No one in Israel was mincing words. Defense Minister Yitzhak Rabin called it a "real disaster, a real wound in Israeli-U.S. relations." Foreign Minister Shimon Peres admitted that Israel had made a "regretful mistake." Declared former Foreign Minister Abba Eban: "This is the most difficult moment in the history of Israel's international relations, especially because the wrongdoing was done here."
The disaster, the wound, the mistake, the wrongdoing turned on the case of Jonathan Jay Pollard, 32, an American naval intelligence analyst, who was given a sentence of life imprisonment last week for spying in Israel's behalf against the U.S. Pollard's wife Anne, 26, was condemned to prison for five years. In Israel this final denouement of the Pollard affair precipitated a painful self-examination of intelligence operations as well as worries about the future of the special relationship between Israel and the U.S.
% The saga of Jonathan Pollard the spy began in the spring of 1984, when he first met Colonel Aviam Sella, one of Israel's best-known younger military officers, through a mutual acquaintance. The Israeli colonel at the time was taking a course in computer engineering at New York University. Pollard offered to spy for the Israelis and soon began to steal documents from the Naval Investigative Service in Suitland, Md., where he worked. On a trip to Paris that fall, he met Yosef Yagur, scientific attache at the Israeli consulate in New York City, and Rafi Eitan, the former deputy head of Mossad, the Israeli intelligence agency. Eitan was running the small, little-known intelligence unit to which Pollard was passing information. Month after month, Pollard delivered highly classified documents to the apartment of Irit Erb, a secretary at the Israeli embassy in Washington, where the material was photocopied.
In November 1985, co-workers finally noted that Pollard was taking classified papers home with him and informed the FBI. During the ensuing interrogation, Pollard phoned his wife and alerted her to what was happening by using the code word "cactus." Anne Henderson-Pollard then warned the Israelis of the impending danger and tried unsuccessfully to dispose of a suitcase full of classified documents. A few days later the Pollards drove to the Israeli-embassy compound, where they apparently hoped to gain refuge and perhaps political asylum.
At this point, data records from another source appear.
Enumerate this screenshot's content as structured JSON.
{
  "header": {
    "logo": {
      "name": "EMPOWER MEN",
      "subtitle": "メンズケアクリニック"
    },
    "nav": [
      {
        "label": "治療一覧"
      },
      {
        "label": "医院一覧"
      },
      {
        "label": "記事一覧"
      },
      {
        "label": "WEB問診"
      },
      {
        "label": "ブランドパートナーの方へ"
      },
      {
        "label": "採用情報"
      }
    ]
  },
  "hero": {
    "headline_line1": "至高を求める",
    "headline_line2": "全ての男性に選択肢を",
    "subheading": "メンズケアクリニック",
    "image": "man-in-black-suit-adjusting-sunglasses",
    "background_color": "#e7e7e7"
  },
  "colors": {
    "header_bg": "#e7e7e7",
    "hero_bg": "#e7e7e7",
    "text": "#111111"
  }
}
But the Israelis, realizing the Pollards were being followed by the FBI, turned them away, and the pair were soon arrested. Sella, Yagur and Erb quietly slipped out of the country.